Start of GIVEN INFORMATION

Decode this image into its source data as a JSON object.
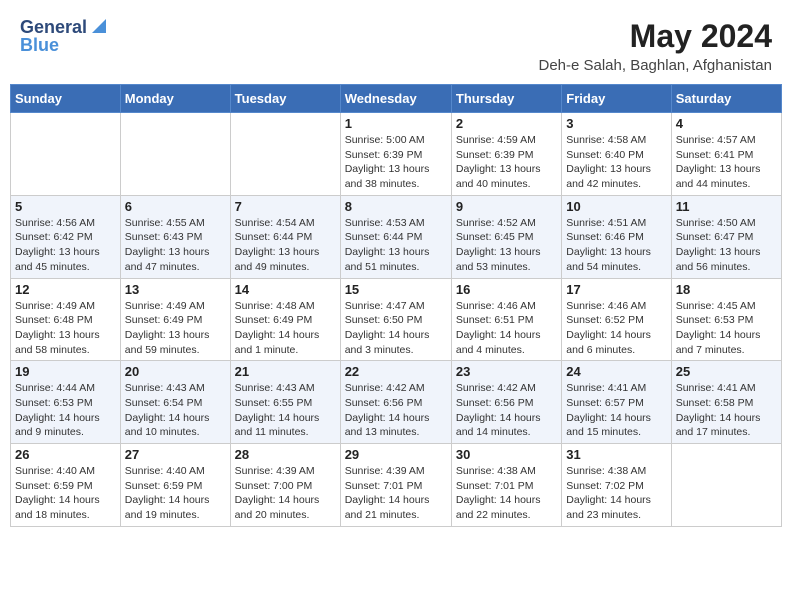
{
  "header": {
    "logo_line1": "General",
    "logo_line2": "Blue",
    "month": "May 2024",
    "location": "Deh-e Salah, Baghlan, Afghanistan"
  },
  "weekdays": [
    "Sunday",
    "Monday",
    "Tuesday",
    "Wednesday",
    "Thursday",
    "Friday",
    "Saturday"
  ],
  "weeks": [
    [
      {
        "day": "",
        "info": ""
      },
      {
        "day": "",
        "info": ""
      },
      {
        "day": "",
        "info": ""
      },
      {
        "day": "1",
        "info": "Sunrise: 5:00 AM\nSunset: 6:39 PM\nDaylight: 13 hours\nand 38 minutes."
      },
      {
        "day": "2",
        "info": "Sunrise: 4:59 AM\nSunset: 6:39 PM\nDaylight: 13 hours\nand 40 minutes."
      },
      {
        "day": "3",
        "info": "Sunrise: 4:58 AM\nSunset: 6:40 PM\nDaylight: 13 hours\nand 42 minutes."
      },
      {
        "day": "4",
        "info": "Sunrise: 4:57 AM\nSunset: 6:41 PM\nDaylight: 13 hours\nand 44 minutes."
      }
    ],
    [
      {
        "day": "5",
        "info": "Sunrise: 4:56 AM\nSunset: 6:42 PM\nDaylight: 13 hours\nand 45 minutes."
      },
      {
        "day": "6",
        "info": "Sunrise: 4:55 AM\nSunset: 6:43 PM\nDaylight: 13 hours\nand 47 minutes."
      },
      {
        "day": "7",
        "info": "Sunrise: 4:54 AM\nSunset: 6:44 PM\nDaylight: 13 hours\nand 49 minutes."
      },
      {
        "day": "8",
        "info": "Sunrise: 4:53 AM\nSunset: 6:44 PM\nDaylight: 13 hours\nand 51 minutes."
      },
      {
        "day": "9",
        "info": "Sunrise: 4:52 AM\nSunset: 6:45 PM\nDaylight: 13 hours\nand 53 minutes."
      },
      {
        "day": "10",
        "info": "Sunrise: 4:51 AM\nSunset: 6:46 PM\nDaylight: 13 hours\nand 54 minutes."
      },
      {
        "day": "11",
        "info": "Sunrise: 4:50 AM\nSunset: 6:47 PM\nDaylight: 13 hours\nand 56 minutes."
      }
    ],
    [
      {
        "day": "12",
        "info": "Sunrise: 4:49 AM\nSunset: 6:48 PM\nDaylight: 13 hours\nand 58 minutes."
      },
      {
        "day": "13",
        "info": "Sunrise: 4:49 AM\nSunset: 6:49 PM\nDaylight: 13 hours\nand 59 minutes."
      },
      {
        "day": "14",
        "info": "Sunrise: 4:48 AM\nSunset: 6:49 PM\nDaylight: 14 hours\nand 1 minute."
      },
      {
        "day": "15",
        "info": "Sunrise: 4:47 AM\nSunset: 6:50 PM\nDaylight: 14 hours\nand 3 minutes."
      },
      {
        "day": "16",
        "info": "Sunrise: 4:46 AM\nSunset: 6:51 PM\nDaylight: 14 hours\nand 4 minutes."
      },
      {
        "day": "17",
        "info": "Sunrise: 4:46 AM\nSunset: 6:52 PM\nDaylight: 14 hours\nand 6 minutes."
      },
      {
        "day": "18",
        "info": "Sunrise: 4:45 AM\nSunset: 6:53 PM\nDaylight: 14 hours\nand 7 minutes."
      }
    ],
    [
      {
        "day": "19",
        "info": "Sunrise: 4:44 AM\nSunset: 6:53 PM\nDaylight: 14 hours\nand 9 minutes."
      },
      {
        "day": "20",
        "info": "Sunrise: 4:43 AM\nSunset: 6:54 PM\nDaylight: 14 hours\nand 10 minutes."
      },
      {
        "day": "21",
        "info": "Sunrise: 4:43 AM\nSunset: 6:55 PM\nDaylight: 14 hours\nand 11 minutes."
      },
      {
        "day": "22",
        "info": "Sunrise: 4:42 AM\nSunset: 6:56 PM\nDaylight: 14 hours\nand 13 minutes."
      },
      {
        "day": "23",
        "info": "Sunrise: 4:42 AM\nSunset: 6:56 PM\nDaylight: 14 hours\nand 14 minutes."
      },
      {
        "day": "24",
        "info": "Sunrise: 4:41 AM\nSunset: 6:57 PM\nDaylight: 14 hours\nand 15 minutes."
      },
      {
        "day": "25",
        "info": "Sunrise: 4:41 AM\nSunset: 6:58 PM\nDaylight: 14 hours\nand 17 minutes."
      }
    ],
    [
      {
        "day": "26",
        "info": "Sunrise: 4:40 AM\nSunset: 6:59 PM\nDaylight: 14 hours\nand 18 minutes."
      },
      {
        "day": "27",
        "info": "Sunrise: 4:40 AM\nSunset: 6:59 PM\nDaylight: 14 hours\nand 19 minutes."
      },
      {
        "day": "28",
        "info": "Sunrise: 4:39 AM\nSunset: 7:00 PM\nDaylight: 14 hours\nand 20 minutes."
      },
      {
        "day": "29",
        "info": "Sunrise: 4:39 AM\nSunset: 7:01 PM\nDaylight: 14 hours\nand 21 minutes."
      },
      {
        "day": "30",
        "info": "Sunrise: 4:38 AM\nSunset: 7:01 PM\nDaylight: 14 hours\nand 22 minutes."
      },
      {
        "day": "31",
        "info": "Sunrise: 4:38 AM\nSunset: 7:02 PM\nDaylight: 14 hours\nand 23 minutes."
      },
      {
        "day": "",
        "info": ""
      }
    ]
  ]
}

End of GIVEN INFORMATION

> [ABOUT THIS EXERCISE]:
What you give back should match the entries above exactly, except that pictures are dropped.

> [ANSWER FOR THE TASK]:
Decode this image into its source data as a JSON object.
{
  "header": {
    "logo_line1": "General",
    "logo_line2": "Blue",
    "month": "May 2024",
    "location": "Deh-e Salah, Baghlan, Afghanistan"
  },
  "weekdays": [
    "Sunday",
    "Monday",
    "Tuesday",
    "Wednesday",
    "Thursday",
    "Friday",
    "Saturday"
  ],
  "weeks": [
    [
      {
        "day": "",
        "info": ""
      },
      {
        "day": "",
        "info": ""
      },
      {
        "day": "",
        "info": ""
      },
      {
        "day": "1",
        "info": "Sunrise: 5:00 AM\nSunset: 6:39 PM\nDaylight: 13 hours\nand 38 minutes."
      },
      {
        "day": "2",
        "info": "Sunrise: 4:59 AM\nSunset: 6:39 PM\nDaylight: 13 hours\nand 40 minutes."
      },
      {
        "day": "3",
        "info": "Sunrise: 4:58 AM\nSunset: 6:40 PM\nDaylight: 13 hours\nand 42 minutes."
      },
      {
        "day": "4",
        "info": "Sunrise: 4:57 AM\nSunset: 6:41 PM\nDaylight: 13 hours\nand 44 minutes."
      }
    ],
    [
      {
        "day": "5",
        "info": "Sunrise: 4:56 AM\nSunset: 6:42 PM\nDaylight: 13 hours\nand 45 minutes."
      },
      {
        "day": "6",
        "info": "Sunrise: 4:55 AM\nSunset: 6:43 PM\nDaylight: 13 hours\nand 47 minutes."
      },
      {
        "day": "7",
        "info": "Sunrise: 4:54 AM\nSunset: 6:44 PM\nDaylight: 13 hours\nand 49 minutes."
      },
      {
        "day": "8",
        "info": "Sunrise: 4:53 AM\nSunset: 6:44 PM\nDaylight: 13 hours\nand 51 minutes."
      },
      {
        "day": "9",
        "info": "Sunrise: 4:52 AM\nSunset: 6:45 PM\nDaylight: 13 hours\nand 53 minutes."
      },
      {
        "day": "10",
        "info": "Sunrise: 4:51 AM\nSunset: 6:46 PM\nDaylight: 13 hours\nand 54 minutes."
      },
      {
        "day": "11",
        "info": "Sunrise: 4:50 AM\nSunset: 6:47 PM\nDaylight: 13 hours\nand 56 minutes."
      }
    ],
    [
      {
        "day": "12",
        "info": "Sunrise: 4:49 AM\nSunset: 6:48 PM\nDaylight: 13 hours\nand 58 minutes."
      },
      {
        "day": "13",
        "info": "Sunrise: 4:49 AM\nSunset: 6:49 PM\nDaylight: 13 hours\nand 59 minutes."
      },
      {
        "day": "14",
        "info": "Sunrise: 4:48 AM\nSunset: 6:49 PM\nDaylight: 14 hours\nand 1 minute."
      },
      {
        "day": "15",
        "info": "Sunrise: 4:47 AM\nSunset: 6:50 PM\nDaylight: 14 hours\nand 3 minutes."
      },
      {
        "day": "16",
        "info": "Sunrise: 4:46 AM\nSunset: 6:51 PM\nDaylight: 14 hours\nand 4 minutes."
      },
      {
        "day": "17",
        "info": "Sunrise: 4:46 AM\nSunset: 6:52 PM\nDaylight: 14 hours\nand 6 minutes."
      },
      {
        "day": "18",
        "info": "Sunrise: 4:45 AM\nSunset: 6:53 PM\nDaylight: 14 hours\nand 7 minutes."
      }
    ],
    [
      {
        "day": "19",
        "info": "Sunrise: 4:44 AM\nSunset: 6:53 PM\nDaylight: 14 hours\nand 9 minutes."
      },
      {
        "day": "20",
        "info": "Sunrise: 4:43 AM\nSunset: 6:54 PM\nDaylight: 14 hours\nand 10 minutes."
      },
      {
        "day": "21",
        "info": "Sunrise: 4:43 AM\nSunset: 6:55 PM\nDaylight: 14 hours\nand 11 minutes."
      },
      {
        "day": "22",
        "info": "Sunrise: 4:42 AM\nSunset: 6:56 PM\nDaylight: 14 hours\nand 13 minutes."
      },
      {
        "day": "23",
        "info": "Sunrise: 4:42 AM\nSunset: 6:56 PM\nDaylight: 14 hours\nand 14 minutes."
      },
      {
        "day": "24",
        "info": "Sunrise: 4:41 AM\nSunset: 6:57 PM\nDaylight: 14 hours\nand 15 minutes."
      },
      {
        "day": "25",
        "info": "Sunrise: 4:41 AM\nSunset: 6:58 PM\nDaylight: 14 hours\nand 17 minutes."
      }
    ],
    [
      {
        "day": "26",
        "info": "Sunrise: 4:40 AM\nSunset: 6:59 PM\nDaylight: 14 hours\nand 18 minutes."
      },
      {
        "day": "27",
        "info": "Sunrise: 4:40 AM\nSunset: 6:59 PM\nDaylight: 14 hours\nand 19 minutes."
      },
      {
        "day": "28",
        "info": "Sunrise: 4:39 AM\nSunset: 7:00 PM\nDaylight: 14 hours\nand 20 minutes."
      },
      {
        "day": "29",
        "info": "Sunrise: 4:39 AM\nSunset: 7:01 PM\nDaylight: 14 hours\nand 21 minutes."
      },
      {
        "day": "30",
        "info": "Sunrise: 4:38 AM\nSunset: 7:01 PM\nDaylight: 14 hours\nand 22 minutes."
      },
      {
        "day": "31",
        "info": "Sunrise: 4:38 AM\nSunset: 7:02 PM\nDaylight: 14 hours\nand 23 minutes."
      },
      {
        "day": "",
        "info": ""
      }
    ]
  ]
}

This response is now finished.